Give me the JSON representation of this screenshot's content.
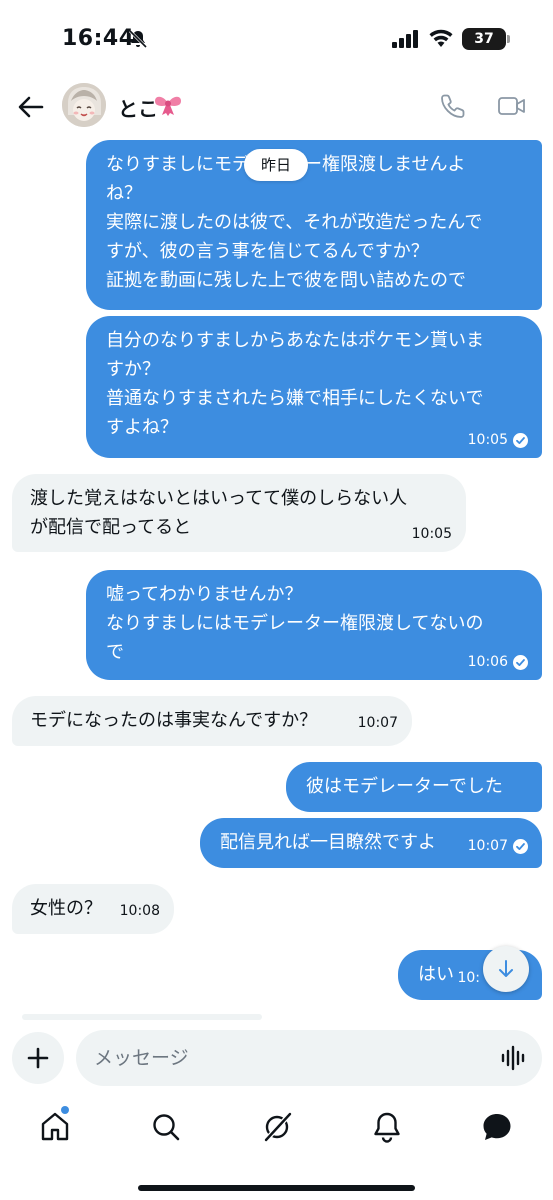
{
  "status_bar": {
    "time": "16:44",
    "battery": "37"
  },
  "header": {
    "contact_name": "とこ"
  },
  "date_pill": "昨日",
  "messages": [
    {
      "lines": [
        "なりすましにモデレーター権限渡しませんよ",
        "ね？",
        "実際に渡したのは彼で、それが改造だったんで",
        "すが、彼の言う事を信じてるんですか？",
        "証拠を動画に残した上で彼を問い詰めたので"
      ]
    },
    {
      "lines": [
        "自分のなりすましからあなたはポケモン貰いま",
        "すか？",
        "普通なりすまされたら嫌で相手にしたくないで",
        "すよね？"
      ],
      "time": "10:05"
    },
    {
      "lines": [
        "渡した覚えはないとはいってて僕のしらない人",
        "が配信で配ってると"
      ],
      "time": "10:05"
    },
    {
      "lines": [
        "嘘ってわかりませんか？",
        "なりすましにはモデレーター権限渡してないの",
        "で"
      ],
      "time": "10:06"
    },
    {
      "lines": [
        "モデになったのは事実なんですか？"
      ],
      "time": "10:07"
    },
    {
      "lines": [
        "彼はモデレーターでした"
      ]
    },
    {
      "lines": [
        "配信見れば一目瞭然ですよ"
      ],
      "time": "10:07"
    },
    {
      "lines": [
        "女性の？"
      ],
      "time": "10:08"
    },
    {
      "lines": [
        "はい"
      ],
      "time": "10:"
    }
  ],
  "composer": {
    "placeholder": "メッセージ"
  },
  "colors": {
    "outgoing_bubble": "#3d8de0",
    "incoming_bubble": "#eff3f4",
    "accent": "#3d8de0"
  },
  "icons": [
    "bell-off-icon",
    "signal-icon",
    "wifi-icon",
    "back-arrow-icon",
    "bow-icon",
    "phone-icon",
    "video-camera-icon",
    "read-check-icon",
    "arrow-down-icon",
    "plus-icon",
    "voice-wave-icon",
    "home-icon",
    "search-icon",
    "grok-icon",
    "bell-icon",
    "messages-icon"
  ]
}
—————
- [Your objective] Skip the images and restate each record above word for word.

- [Result of this task]
Give me the JSON representation of this screenshot's content.
{
  "status_bar": {
    "time": "16:44",
    "battery": "37"
  },
  "header": {
    "contact_name": "とこ"
  },
  "date_pill": "昨日",
  "messages": [
    {
      "lines": [
        "なりすましにモデレーター権限渡しませんよ",
        "ね？",
        "実際に渡したのは彼で、それが改造だったんで",
        "すが、彼の言う事を信じてるんですか？",
        "証拠を動画に残した上で彼を問い詰めたので"
      ]
    },
    {
      "lines": [
        "自分のなりすましからあなたはポケモン貰いま",
        "すか？",
        "普通なりすまされたら嫌で相手にしたくないで",
        "すよね？"
      ],
      "time": "10:05"
    },
    {
      "lines": [
        "渡した覚えはないとはいってて僕のしらない人",
        "が配信で配ってると"
      ],
      "time": "10:05"
    },
    {
      "lines": [
        "嘘ってわかりませんか？",
        "なりすましにはモデレーター権限渡してないの",
        "で"
      ],
      "time": "10:06"
    },
    {
      "lines": [
        "モデになったのは事実なんですか？"
      ],
      "time": "10:07"
    },
    {
      "lines": [
        "彼はモデレーターでした"
      ]
    },
    {
      "lines": [
        "配信見れば一目瞭然ですよ"
      ],
      "time": "10:07"
    },
    {
      "lines": [
        "女性の？"
      ],
      "time": "10:08"
    },
    {
      "lines": [
        "はい"
      ],
      "time": "10:"
    }
  ],
  "composer": {
    "placeholder": "メッセージ"
  },
  "colors": {
    "outgoing_bubble": "#3d8de0",
    "incoming_bubble": "#eff3f4",
    "accent": "#3d8de0"
  },
  "icons": [
    "bell-off-icon",
    "signal-icon",
    "wifi-icon",
    "back-arrow-icon",
    "bow-icon",
    "phone-icon",
    "video-camera-icon",
    "read-check-icon",
    "arrow-down-icon",
    "plus-icon",
    "voice-wave-icon",
    "home-icon",
    "search-icon",
    "grok-icon",
    "bell-icon",
    "messages-icon"
  ]
}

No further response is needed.